I’m not excited or proud to admit those things. I am thankful to say that so far, I’m still standing, because it’s hard to fight something that, despite being invisible, bleeds into every aspect of your life. Something that takes control of you without your consent.

If mental illness seems bogus or intimidating, just remember that it’s only because we are still learning so much right now. There was a time when women were involuntarily institutionalized because they were experiencing the symptoms of PMS and menopause. Years later we know these women were actually fine, but everyone else was clueless.

In 2002, an LSUE psych professor began a new semester by posing this question to a class: “If I gave you a broken toaster, could you fix it?” The idea was that the average person is no master at fixing even small things. When most of the class mumbled ‘no,’ the professor asked, “Then how can you expect someone to fix their own brain?”

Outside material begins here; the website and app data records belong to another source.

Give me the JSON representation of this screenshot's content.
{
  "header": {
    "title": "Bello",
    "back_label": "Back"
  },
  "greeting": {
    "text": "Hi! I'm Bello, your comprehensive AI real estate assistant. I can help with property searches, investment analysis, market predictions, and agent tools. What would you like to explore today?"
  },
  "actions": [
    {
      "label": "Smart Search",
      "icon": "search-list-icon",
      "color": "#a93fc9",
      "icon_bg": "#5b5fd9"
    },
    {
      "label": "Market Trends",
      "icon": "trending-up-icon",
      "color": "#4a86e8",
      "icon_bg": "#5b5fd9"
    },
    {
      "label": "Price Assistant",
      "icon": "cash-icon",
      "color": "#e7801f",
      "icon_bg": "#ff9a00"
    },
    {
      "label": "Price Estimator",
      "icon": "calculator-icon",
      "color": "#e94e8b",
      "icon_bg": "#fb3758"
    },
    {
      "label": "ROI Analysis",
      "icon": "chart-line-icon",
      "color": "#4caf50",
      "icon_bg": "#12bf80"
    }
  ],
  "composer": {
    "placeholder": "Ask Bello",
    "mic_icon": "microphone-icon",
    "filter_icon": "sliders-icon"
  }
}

Suicide is a dark topic that we all wish did not need discussion. Many of us, whether suffering from suicidal thoughts or simply loving someone who struggles, have a hard time approaching the topic, too.

But it’s like any serious problem. Ignoring it will not help anyone or make anything better. If we were willing to have open discussions about suicide, I think many who are considering the action would be more willing to seek help or talk about their concerns with loved ones and professionals. The loved ones of those who struggle need to be just as open with their concerns and hardships.

I know from experience that it’s hard, sometimes pride-shattering, to acknowledge certain personal struggles. I’m just sayin’, I also know from personal experience that losing someone to suicide is much harder.

P.S. Seriously, I’m good. No one panic.